Egypt’s Suez Canal is one of the world’s most important waterways. Located 75 miles east of Cairo, it links the Mediterranean Sea to the Red Sea, allowing for direct shipping from Europe to Asia. Roughly 12% of the world’s shipping traffic goes through the man-made canal, which has become particularly vital following pandemic related disruptions to shipping.
That’s why it’s a big deal that a 1,312-foot-long cargo ship named Ever Given has become stuck across the Suez Canal. With the waterway blocked, and attempts to move the cargo ship unsuccessful thus far, the fallout could reverberate around the world.
Ever Given is a 2 million ton cargo ship that spans a quarter mile, roughly the length of four football fields. On Tuesday, just before 8 a.m., strong gusts of wind knocked it off course. En route to Rotterdam from China, it was holding around 20,000 shipping containers of cargo when it became wedged in the canal’s east bank.
“The accident is mainly due to the lack of visibility resulting from bad weather conditions as the country passes through a dust storm, with wind speed reaching 40 knots,” Suez Canal Authority head Osama Rabie said in a statement.
None of the staff on board were injured, according to the ship’s technical manager, Bernhard Schulte Shipmanagement. But the task of extricating the Ever Given is momentous. The Suez Canal Authority, a government organization that runs and maintains the canal, has deployed a gang of tugboats to pull the Ever Given out of its predicament, but the strategy has yet to prove successful.

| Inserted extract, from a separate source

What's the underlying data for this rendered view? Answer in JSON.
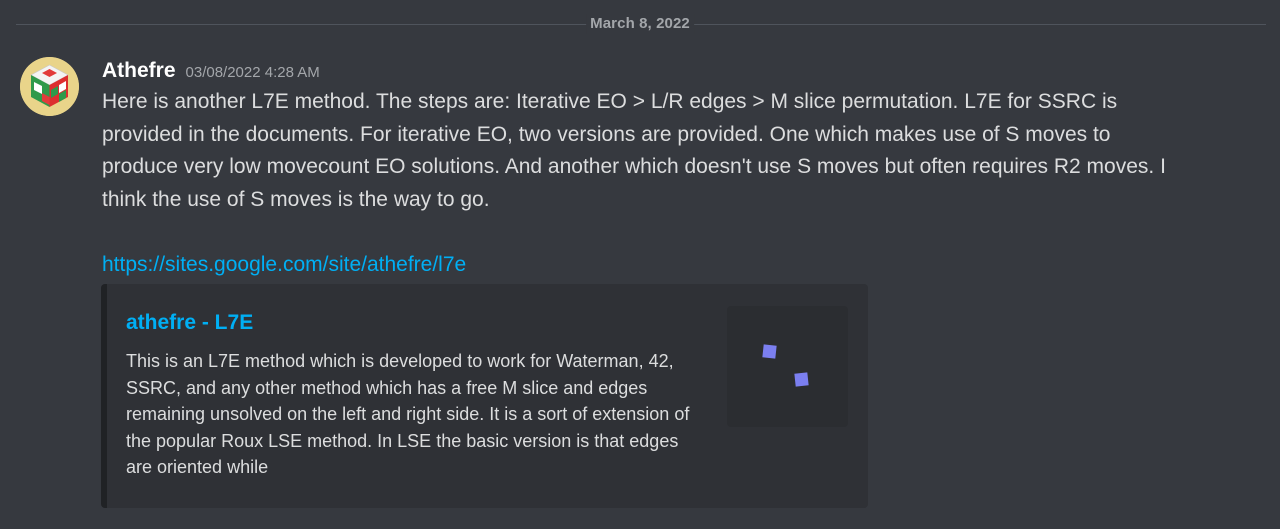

“BSM’s immediate priorities are to safely refloat the vessel and for marine traffic in the Suez Canal to safely resume,” BSM said in a statement. “The continued efforts of the Suez Canal Authority and those involved in re-floating operations are greatly appreciated.”
As the tugboats continue to attempt to extract the ship, Smit Salvage, a renowned maritime rescue company, has been hired to assist.
“It will be critical to inspect the vessel and how deeply it is lodged in the embankment,” a spokesperson said. “The question is how solidly she has been grounded.”
What does this mean?
“Ship in front of us ran aground while going through the canal and is now stuck sideways,” Julianne Cona wrote on Instagram as she snapped a photo of Ever Given from her own cargo ship, “looks like we might be here for a little bit.”
It’s one of approximately 100 ships that were stuck in the bottleneck by Wednesday morning, reports The New York Times. Around 50 ships pass through the Canal each day, according to official statistics.
Shipping companies now face a dilemma: wait for the Ever Given to be floated or divert around the Horn of Africa, another sea route that links Europe and Asia. The latter option would delay shipments by up to 14 days.
Such delays could cause severe shortages, as the global shipping industry is already beset by a lack of shipping containers and other complications arising from the COVID-19 pandemic. Oil is particularly vulnerable to the blockage, with the Suez Canal being a key route for transporting oil from the Middle East to Asia and Europe. Brent crude oil, the price of which is used as an international benchmark, rose 2.85% after news of the Ever Given’s plight broke.
Local officials hope the issue can be resolved within days, but longer delays would make oil price spikes the beginning of the world’s trouble.
“We’re talking about vaccines, manufacturing goods, food, everything. It’s potential catastrophic delays,” Sal Mercogliano, associate professor at Campbell University, said in a statement to media.
Has this happened before?
Following mechanical issues, a Japanese vessel became lodged in the ground under the canal water in 2017. Tugboats refloated the ship within hours. A year prior, the CSCL Indian Ocean spent five days aground before being pulled out by tugboats.